IOS is one of the most popular and used mobile platform across the world. With over a billion devices in use worldwide as of January 2016, it undoubtedly has the focus of so many business apps. Objective-C has been a name associated with IOS development for decades now. But we have a new rival on the block now and that too from Apple itself – SWIFT!
SWIFT was first introduced to the world by Apple at Apple’s 2014 Worldwide Developers Conference (WWDC). SWIFT is a powerful and intuitive programming built with LLVM compiler framework and has been added in XCode6 and onwards.
Initially, it was really just me messing around and nobody knew about it because it wasn’t anything to know about. But eventually, it got a little bit more serious […] So I started talking to my management and some of the engineers that were working on Clang, and they seemed excited about it. We got a couple people working on it part-time and I convinced my manager that it was interesting enough that we could have a couple of people work on it.
Swift works with Apple Cocoa and Cocoa Touch Frameworks and existing Objective-C code already written. It makes use of Objective-C runtime libraries which makes it possible for C, Objective-C and Swift code modules to run simultaneously.
Swift provides developers with a new innovative and intuitive way to work with code which makes the onboarding much smoother and helps them accomplish much more in much less time. This is probably the reason why there is a widespread buzz around Swift and the indices like TIBOE (March 2017) shows Swift within monthly top 10 popular programming languages. Considering Swift’s duration on the floor, this was remarkable.

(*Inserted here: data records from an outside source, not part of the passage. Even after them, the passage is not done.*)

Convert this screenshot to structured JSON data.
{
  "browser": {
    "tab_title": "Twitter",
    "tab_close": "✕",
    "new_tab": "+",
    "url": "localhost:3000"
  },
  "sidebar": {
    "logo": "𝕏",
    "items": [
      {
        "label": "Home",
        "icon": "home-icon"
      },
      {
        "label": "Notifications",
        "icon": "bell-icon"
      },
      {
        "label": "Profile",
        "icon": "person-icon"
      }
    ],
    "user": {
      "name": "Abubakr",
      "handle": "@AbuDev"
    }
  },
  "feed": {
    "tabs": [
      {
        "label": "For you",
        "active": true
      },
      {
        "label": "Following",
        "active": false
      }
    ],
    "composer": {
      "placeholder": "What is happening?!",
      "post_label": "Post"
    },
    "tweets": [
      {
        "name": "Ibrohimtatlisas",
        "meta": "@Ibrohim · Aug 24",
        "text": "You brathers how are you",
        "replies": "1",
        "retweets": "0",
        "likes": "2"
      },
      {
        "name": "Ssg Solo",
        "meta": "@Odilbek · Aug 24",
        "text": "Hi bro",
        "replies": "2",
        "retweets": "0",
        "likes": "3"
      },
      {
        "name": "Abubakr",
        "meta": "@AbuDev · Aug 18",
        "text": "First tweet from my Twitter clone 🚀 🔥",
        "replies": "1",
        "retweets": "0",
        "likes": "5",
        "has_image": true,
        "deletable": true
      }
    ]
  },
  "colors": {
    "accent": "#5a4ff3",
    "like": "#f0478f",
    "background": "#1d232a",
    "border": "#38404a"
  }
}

Swift is not a platform, it’s a TREND. Despite of being new on the block, it has generated a lot of confidence in its users and business houses.
Early on, we regarded this as somewhat of an experiment, and very risky,